INPUT DATA section start
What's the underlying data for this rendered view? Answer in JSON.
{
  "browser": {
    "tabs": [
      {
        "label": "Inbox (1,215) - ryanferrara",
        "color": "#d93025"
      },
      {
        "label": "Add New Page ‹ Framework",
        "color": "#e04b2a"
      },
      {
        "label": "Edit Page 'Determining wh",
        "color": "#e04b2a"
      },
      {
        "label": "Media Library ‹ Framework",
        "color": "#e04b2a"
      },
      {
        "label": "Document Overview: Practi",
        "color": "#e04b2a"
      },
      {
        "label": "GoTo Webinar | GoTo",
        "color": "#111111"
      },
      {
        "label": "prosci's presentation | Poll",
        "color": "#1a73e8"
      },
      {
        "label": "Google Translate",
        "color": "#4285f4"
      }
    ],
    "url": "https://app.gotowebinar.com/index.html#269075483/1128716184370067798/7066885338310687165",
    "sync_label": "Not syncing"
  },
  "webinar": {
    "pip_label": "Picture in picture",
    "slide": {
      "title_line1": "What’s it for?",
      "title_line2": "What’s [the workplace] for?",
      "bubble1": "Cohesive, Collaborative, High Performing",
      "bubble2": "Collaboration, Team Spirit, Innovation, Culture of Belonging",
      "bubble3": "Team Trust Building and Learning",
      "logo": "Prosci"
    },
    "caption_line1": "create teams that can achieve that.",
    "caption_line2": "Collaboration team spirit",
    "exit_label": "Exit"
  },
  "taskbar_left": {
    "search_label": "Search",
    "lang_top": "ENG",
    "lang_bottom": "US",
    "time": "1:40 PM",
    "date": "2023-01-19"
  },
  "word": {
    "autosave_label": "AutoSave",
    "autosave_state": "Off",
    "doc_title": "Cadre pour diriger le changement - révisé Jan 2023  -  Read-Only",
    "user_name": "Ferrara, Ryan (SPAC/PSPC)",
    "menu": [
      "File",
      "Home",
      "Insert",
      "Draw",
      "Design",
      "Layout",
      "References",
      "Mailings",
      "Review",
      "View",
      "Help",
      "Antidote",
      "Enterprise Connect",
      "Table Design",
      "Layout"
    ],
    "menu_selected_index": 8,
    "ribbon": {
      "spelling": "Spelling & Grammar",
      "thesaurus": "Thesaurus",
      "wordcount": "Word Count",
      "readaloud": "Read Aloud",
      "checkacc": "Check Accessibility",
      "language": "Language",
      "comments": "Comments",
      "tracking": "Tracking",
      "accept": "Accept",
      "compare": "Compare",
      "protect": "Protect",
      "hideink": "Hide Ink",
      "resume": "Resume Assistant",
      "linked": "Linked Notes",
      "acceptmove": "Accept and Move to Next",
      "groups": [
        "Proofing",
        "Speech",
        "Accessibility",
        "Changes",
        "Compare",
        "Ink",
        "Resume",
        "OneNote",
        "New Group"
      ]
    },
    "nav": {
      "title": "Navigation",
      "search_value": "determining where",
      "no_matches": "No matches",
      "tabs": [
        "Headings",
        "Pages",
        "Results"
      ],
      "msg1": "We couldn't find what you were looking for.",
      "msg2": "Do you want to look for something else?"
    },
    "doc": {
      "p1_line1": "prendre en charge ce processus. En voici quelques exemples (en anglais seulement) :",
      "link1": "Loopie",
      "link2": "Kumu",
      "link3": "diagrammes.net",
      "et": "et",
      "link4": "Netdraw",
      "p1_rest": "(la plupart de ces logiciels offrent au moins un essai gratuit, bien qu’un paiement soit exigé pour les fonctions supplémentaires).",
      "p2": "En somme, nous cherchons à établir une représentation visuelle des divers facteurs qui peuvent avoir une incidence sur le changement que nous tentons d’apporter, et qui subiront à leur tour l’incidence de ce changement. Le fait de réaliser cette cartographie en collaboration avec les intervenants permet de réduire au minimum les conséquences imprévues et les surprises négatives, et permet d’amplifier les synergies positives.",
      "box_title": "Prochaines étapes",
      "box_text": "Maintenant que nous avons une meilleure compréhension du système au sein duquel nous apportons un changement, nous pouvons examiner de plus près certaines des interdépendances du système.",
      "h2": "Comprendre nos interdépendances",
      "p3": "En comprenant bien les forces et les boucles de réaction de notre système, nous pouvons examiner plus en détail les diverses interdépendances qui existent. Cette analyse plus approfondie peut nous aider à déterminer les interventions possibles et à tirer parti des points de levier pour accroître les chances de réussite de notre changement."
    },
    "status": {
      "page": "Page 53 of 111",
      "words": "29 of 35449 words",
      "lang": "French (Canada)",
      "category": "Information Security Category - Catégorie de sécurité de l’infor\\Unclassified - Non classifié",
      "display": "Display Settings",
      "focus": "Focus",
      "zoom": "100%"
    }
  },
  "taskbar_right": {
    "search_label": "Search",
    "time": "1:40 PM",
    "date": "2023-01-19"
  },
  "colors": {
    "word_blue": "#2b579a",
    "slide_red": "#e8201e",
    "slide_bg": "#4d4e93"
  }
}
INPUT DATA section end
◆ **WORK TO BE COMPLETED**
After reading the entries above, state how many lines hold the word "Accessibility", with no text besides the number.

◆ **SOLUTION BELOW**
2